* TASK DESCRIPTION:
Scan the listing for "Maverik" and copy out each line that has it.

* SUPPLIED DATA:
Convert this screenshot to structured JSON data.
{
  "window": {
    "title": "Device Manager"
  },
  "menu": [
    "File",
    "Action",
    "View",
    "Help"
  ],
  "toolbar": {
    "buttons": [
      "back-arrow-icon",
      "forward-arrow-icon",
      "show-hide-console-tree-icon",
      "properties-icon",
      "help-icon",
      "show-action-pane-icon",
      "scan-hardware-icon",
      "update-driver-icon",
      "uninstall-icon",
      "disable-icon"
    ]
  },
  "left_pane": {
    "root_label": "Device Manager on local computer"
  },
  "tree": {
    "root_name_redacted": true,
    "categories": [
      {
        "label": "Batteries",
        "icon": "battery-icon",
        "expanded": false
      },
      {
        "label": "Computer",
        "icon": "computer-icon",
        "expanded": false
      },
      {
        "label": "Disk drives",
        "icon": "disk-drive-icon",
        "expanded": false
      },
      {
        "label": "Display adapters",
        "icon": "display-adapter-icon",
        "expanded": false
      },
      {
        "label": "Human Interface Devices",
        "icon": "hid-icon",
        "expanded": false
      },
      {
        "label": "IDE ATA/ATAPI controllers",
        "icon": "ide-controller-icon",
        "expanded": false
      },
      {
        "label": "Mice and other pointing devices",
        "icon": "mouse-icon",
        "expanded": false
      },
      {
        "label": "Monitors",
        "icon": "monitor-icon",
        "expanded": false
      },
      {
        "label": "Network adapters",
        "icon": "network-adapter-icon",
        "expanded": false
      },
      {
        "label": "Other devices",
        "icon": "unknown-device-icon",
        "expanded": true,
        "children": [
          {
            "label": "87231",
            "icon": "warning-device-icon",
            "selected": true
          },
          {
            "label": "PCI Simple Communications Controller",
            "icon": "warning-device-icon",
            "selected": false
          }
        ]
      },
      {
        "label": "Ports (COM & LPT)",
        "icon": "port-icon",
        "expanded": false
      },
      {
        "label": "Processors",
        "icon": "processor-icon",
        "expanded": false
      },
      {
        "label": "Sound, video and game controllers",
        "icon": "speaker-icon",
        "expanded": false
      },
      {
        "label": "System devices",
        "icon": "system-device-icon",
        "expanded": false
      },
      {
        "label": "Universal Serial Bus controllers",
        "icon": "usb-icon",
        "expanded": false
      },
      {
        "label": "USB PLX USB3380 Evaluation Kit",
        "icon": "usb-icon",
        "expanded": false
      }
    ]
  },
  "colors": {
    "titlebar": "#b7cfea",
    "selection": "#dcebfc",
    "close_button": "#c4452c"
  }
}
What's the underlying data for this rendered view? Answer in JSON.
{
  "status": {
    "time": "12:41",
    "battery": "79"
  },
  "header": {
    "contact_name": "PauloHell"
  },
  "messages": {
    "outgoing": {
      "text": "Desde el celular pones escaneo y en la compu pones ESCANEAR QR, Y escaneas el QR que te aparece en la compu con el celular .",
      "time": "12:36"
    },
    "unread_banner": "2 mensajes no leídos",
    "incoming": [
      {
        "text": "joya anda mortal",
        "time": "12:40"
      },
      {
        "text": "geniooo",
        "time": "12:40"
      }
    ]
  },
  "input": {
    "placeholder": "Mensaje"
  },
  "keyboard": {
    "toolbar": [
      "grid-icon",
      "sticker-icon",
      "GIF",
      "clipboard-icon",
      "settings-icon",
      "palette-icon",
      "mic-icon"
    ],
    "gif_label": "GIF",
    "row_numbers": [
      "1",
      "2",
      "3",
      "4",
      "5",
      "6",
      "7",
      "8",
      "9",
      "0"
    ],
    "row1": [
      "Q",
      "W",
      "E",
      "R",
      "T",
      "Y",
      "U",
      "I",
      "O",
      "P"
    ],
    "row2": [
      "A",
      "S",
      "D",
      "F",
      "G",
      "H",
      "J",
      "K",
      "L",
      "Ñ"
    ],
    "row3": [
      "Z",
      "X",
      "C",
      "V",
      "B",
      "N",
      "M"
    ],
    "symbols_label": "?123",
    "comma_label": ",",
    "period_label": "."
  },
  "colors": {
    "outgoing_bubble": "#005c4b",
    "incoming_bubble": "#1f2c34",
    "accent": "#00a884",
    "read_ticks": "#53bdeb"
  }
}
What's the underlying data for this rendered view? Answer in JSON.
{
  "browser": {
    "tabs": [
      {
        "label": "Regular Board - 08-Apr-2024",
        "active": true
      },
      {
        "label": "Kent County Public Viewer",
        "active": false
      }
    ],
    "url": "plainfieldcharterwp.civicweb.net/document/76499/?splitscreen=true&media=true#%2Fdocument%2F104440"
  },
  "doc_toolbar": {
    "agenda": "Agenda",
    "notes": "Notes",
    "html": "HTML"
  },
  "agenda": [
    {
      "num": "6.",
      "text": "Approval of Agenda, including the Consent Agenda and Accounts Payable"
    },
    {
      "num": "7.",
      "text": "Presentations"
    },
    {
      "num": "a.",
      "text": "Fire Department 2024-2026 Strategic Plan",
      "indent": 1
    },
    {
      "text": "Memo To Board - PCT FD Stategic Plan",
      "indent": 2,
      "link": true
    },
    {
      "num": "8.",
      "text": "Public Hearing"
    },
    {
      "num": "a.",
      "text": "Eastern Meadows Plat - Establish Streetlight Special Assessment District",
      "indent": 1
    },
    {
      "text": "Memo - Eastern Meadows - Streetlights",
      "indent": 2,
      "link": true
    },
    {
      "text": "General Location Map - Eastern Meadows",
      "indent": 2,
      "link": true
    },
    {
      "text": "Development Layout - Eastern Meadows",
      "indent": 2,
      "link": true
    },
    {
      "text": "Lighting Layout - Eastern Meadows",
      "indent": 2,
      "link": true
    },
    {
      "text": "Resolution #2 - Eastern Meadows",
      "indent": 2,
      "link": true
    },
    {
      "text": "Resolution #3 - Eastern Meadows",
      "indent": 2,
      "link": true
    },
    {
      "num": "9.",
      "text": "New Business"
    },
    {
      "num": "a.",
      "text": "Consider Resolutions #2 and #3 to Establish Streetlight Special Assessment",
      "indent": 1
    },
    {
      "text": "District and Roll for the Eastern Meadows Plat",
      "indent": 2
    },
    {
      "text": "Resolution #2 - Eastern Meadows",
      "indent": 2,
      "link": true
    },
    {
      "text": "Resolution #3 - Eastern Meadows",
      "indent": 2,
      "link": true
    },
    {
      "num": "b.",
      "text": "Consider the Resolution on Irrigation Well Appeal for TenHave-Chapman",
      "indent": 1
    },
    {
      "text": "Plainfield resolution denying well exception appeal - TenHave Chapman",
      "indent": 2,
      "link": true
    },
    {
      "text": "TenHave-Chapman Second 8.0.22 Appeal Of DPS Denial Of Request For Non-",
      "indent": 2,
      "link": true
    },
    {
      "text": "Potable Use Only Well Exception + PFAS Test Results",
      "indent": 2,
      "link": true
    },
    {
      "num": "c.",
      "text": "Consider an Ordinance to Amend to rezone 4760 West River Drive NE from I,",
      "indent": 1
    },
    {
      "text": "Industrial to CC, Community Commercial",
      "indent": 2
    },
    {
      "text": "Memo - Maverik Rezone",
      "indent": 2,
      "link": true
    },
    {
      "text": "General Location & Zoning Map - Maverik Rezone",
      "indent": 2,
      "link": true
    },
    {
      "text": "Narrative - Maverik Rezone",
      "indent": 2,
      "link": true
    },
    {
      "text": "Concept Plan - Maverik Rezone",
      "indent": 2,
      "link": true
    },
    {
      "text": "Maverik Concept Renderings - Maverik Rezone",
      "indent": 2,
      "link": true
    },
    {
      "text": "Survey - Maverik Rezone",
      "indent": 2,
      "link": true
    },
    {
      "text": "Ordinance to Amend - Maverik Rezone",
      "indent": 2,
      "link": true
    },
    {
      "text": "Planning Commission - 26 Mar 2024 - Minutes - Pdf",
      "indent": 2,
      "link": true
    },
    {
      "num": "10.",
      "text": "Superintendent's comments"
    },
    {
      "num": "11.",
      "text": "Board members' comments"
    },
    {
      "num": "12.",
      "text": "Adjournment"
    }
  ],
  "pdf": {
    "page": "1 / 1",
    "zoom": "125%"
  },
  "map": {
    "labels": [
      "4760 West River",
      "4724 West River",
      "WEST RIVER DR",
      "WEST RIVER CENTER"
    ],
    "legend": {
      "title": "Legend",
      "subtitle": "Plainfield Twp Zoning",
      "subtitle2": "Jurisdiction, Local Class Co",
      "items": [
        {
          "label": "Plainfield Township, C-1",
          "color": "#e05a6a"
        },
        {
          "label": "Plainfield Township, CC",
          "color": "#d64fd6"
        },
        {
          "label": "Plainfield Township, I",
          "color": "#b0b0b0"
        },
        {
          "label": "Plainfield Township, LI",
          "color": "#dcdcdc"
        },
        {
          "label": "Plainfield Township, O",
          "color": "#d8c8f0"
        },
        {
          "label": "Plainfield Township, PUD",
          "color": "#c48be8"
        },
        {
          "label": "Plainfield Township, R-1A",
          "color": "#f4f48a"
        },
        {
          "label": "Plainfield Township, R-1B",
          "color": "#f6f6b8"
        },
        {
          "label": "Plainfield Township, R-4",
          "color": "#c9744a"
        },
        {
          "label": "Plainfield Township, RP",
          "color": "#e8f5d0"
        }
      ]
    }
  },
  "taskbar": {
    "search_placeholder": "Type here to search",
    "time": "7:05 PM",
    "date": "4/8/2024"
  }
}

* TASK OUTPUT:
      "text": "Memo - Maverik Rezone",
      "text": "General Location & Zoning Map - Maverik Rezone",
      "text": "Narrative - Maverik Rezone",
      "text": "Concept Plan - Maverik Rezone",
      "text": "Maverik Concept Renderings - Maverik Rezone",
      "text": "Survey - Maverik Rezone",
      "text": "Ordinance to Amend - Maverik Rezone",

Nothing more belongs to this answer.